◆ Exercise brief ◆
Among the records below, how many lines contain the word "this"? The answer is a single number.

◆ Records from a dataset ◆
※

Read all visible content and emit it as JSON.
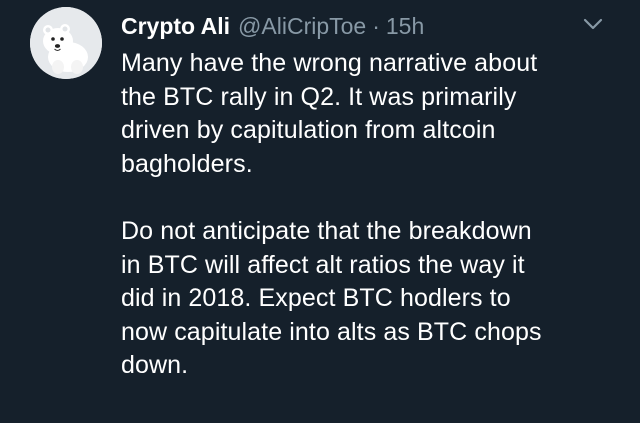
{
  "tweet": {
    "author": {
      "display_name": "Crypto Ali",
      "handle": "@AliCripToe",
      "avatar_icon": "polar-bear-avatar-icon"
    },
    "separator": "·",
    "timestamp": "15h",
    "menu_icon": "chevron-down-icon",
    "paragraphs": [
      "Many have the wrong narrative about\nthe BTC rally in Q2. It was primarily\ndriven by capitulation from altcoin\nbagholders.",
      "Do not anticipate that the breakdown\nin BTC will affect alt ratios the way it\ndid in 2018. Expect BTC hodlers to\nnow capitulate into alts as BTC chops\ndown."
    ]
  },
  "colors": {
    "background": "#15202b",
    "primary_text": "#ffffff",
    "secondary_text": "#8899a6"
  }
}
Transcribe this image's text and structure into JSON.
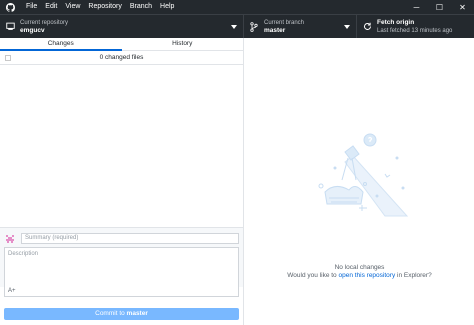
{
  "menu": {
    "items": [
      "File",
      "Edit",
      "View",
      "Repository",
      "Branch",
      "Help"
    ]
  },
  "window_controls": {
    "minimize": "─",
    "maximize": "☐",
    "close": "✕"
  },
  "toolbar": {
    "repo_label": "Current repository",
    "repo_value": "emgucv",
    "branch_label": "Current branch",
    "branch_value": "master",
    "fetch_label": "Fetch origin",
    "fetch_sub": "Last fetched 13 minutes ago"
  },
  "tabs": {
    "changes": "Changes",
    "history": "History"
  },
  "changes": {
    "count_text": "0 changed files"
  },
  "commit": {
    "summary_placeholder": "Summary (required)",
    "description_placeholder": "Description",
    "coauthor": "A+",
    "button_prefix": "Commit to ",
    "button_branch": "master"
  },
  "empty_state": {
    "title": "No local changes",
    "line_prefix": "Would you like to ",
    "link_text": "open this repository",
    "line_suffix": " in Explorer?"
  },
  "colors": {
    "titlebar": "#24292e",
    "accent": "#0366d6",
    "commit_button": "#79b8ff",
    "illustration": "#c8ddf2"
  }
}
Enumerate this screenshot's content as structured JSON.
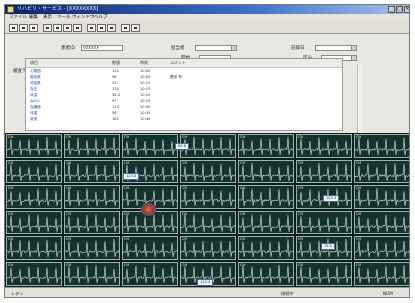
{
  "window": {
    "title": "リハビリ・サービス - [XXXXXXXX]",
    "controls": [
      "_",
      "□",
      "×"
    ]
  },
  "menu": [
    "ファイル",
    "編集",
    "表示",
    "ツール",
    "ウィンドウ",
    "ヘルプ"
  ],
  "toolbar": {
    "button_count": 12
  },
  "form": {
    "patient_id_label": "患者ID",
    "patient_id_value": "00XXXX",
    "field2_label": "担当者",
    "field3_label": "記録日",
    "field4_label": "開始",
    "field5_label": "区分",
    "section_label": "検査データ一覧",
    "list_headers": [
      "項目",
      "数値",
      "時刻",
      "コメント"
    ],
    "rows": [
      [
        "心電図",
        "120",
        "10:00",
        ""
      ],
      [
        "脈拍数",
        "98",
        "10:05",
        "異常 有"
      ],
      [
        "呼吸数",
        "22",
        "10:10",
        ""
      ],
      [
        "血圧",
        "130",
        "10:15",
        ""
      ],
      [
        "体温",
        "36.5",
        "10:20",
        ""
      ],
      [
        "SpO2",
        "97",
        "10:25",
        ""
      ],
      [
        "血糖値",
        "110",
        "10:30",
        ""
      ],
      [
        "体重",
        "58",
        "10:35",
        ""
      ],
      [
        "身長",
        "162",
        "10:40",
        ""
      ]
    ]
  },
  "wave": {
    "panel_label": "CH",
    "popups": [
      "123.0",
      "102.3",
      "88.6",
      "76.0",
      "110.4"
    ]
  },
  "statusbar": {
    "left": "レディ",
    "middle": "接続中",
    "right": "NUM"
  }
}
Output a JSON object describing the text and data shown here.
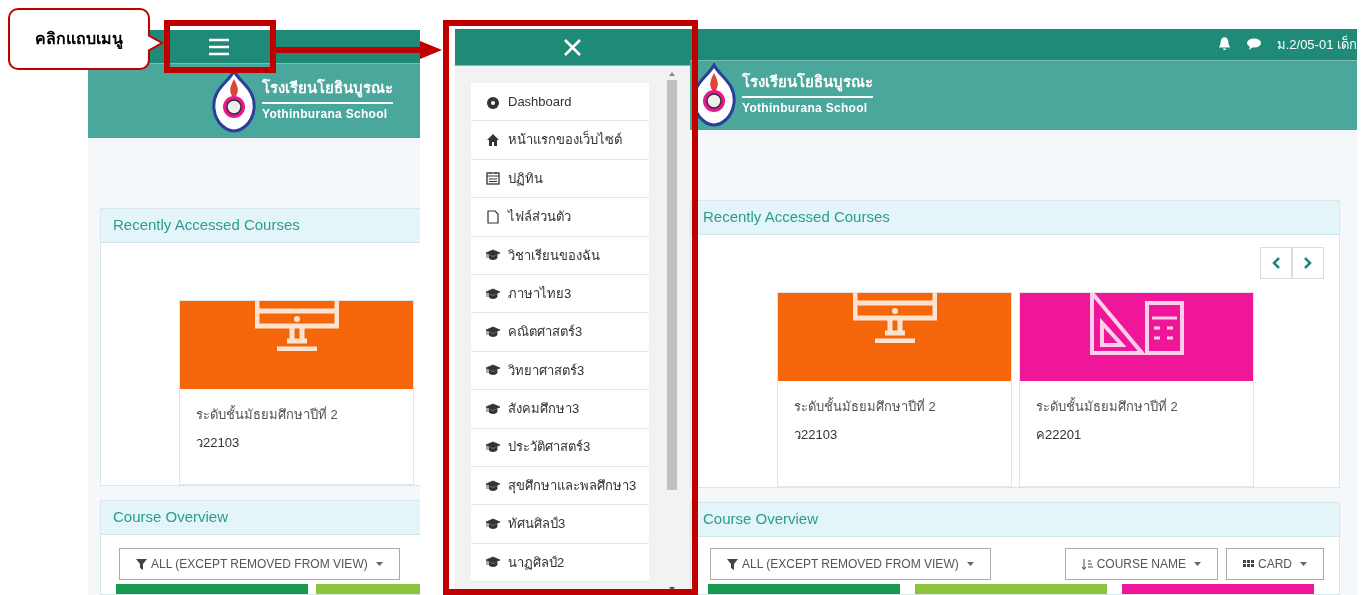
{
  "annotations": {
    "callout": "คลิกแถบเมนู"
  },
  "left_page": {
    "school_th": "โรงเรียนโยธินบูรณะ",
    "school_en": "Yothinburana School",
    "recent_title": "Recently Accessed Courses",
    "courses": [
      {
        "category": "ระดับชั้นมัธยมศึกษาปีที่ 2",
        "code": "ว22103",
        "color": "#f5660a",
        "kind": "monitor"
      }
    ],
    "overview_title": "Course Overview",
    "filter_label": "ALL (EXCEPT REMOVED FROM VIEW)"
  },
  "right_page": {
    "user": "ม.2/05-01 เด็ก",
    "drawer": {
      "items": [
        {
          "kind": "dashboard",
          "label": "Dashboard"
        },
        {
          "kind": "home",
          "label": "หน้าแรกของเว็บไซต์"
        },
        {
          "kind": "calendar",
          "label": "ปฏิทิน"
        },
        {
          "kind": "file",
          "label": "ไฟล์ส่วนตัว"
        },
        {
          "kind": "course",
          "label": "วิชาเรียนของฉัน"
        },
        {
          "kind": "course",
          "label": "ภาษาไทย3"
        },
        {
          "kind": "course",
          "label": "คณิตศาสตร์3"
        },
        {
          "kind": "course",
          "label": "วิทยาศาสตร์3"
        },
        {
          "kind": "course",
          "label": "สังคมศึกษา3"
        },
        {
          "kind": "course",
          "label": "ประวัติศาสตร์3"
        },
        {
          "kind": "course",
          "label": "สุขศึกษาและพลศึกษา3"
        },
        {
          "kind": "course",
          "label": "ทัศนศิลป์3"
        },
        {
          "kind": "course",
          "label": "นาฏศิลป์2"
        }
      ]
    },
    "school_th": "โรงเรียนโยธินบูรณะ",
    "school_en": "Yothinburana School",
    "recent_title": "Recently Accessed Courses",
    "courses": [
      {
        "category": "ระดับชั้นมัธยมศึกษาปีที่ 2",
        "code": "ว22103",
        "color": "#f5660a",
        "kind": "monitor"
      },
      {
        "category": "ระดับชั้นมัธยมศึกษาปีที่ 2",
        "code": "ค22201",
        "color": "#f0169a",
        "kind": "math"
      }
    ],
    "overview_title": "Course Overview",
    "filter_label": "ALL (EXCEPT REMOVED FROM VIEW)",
    "sort_label": "COURSE NAME",
    "view_label": "CARD"
  }
}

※

◆ Your response ◆
3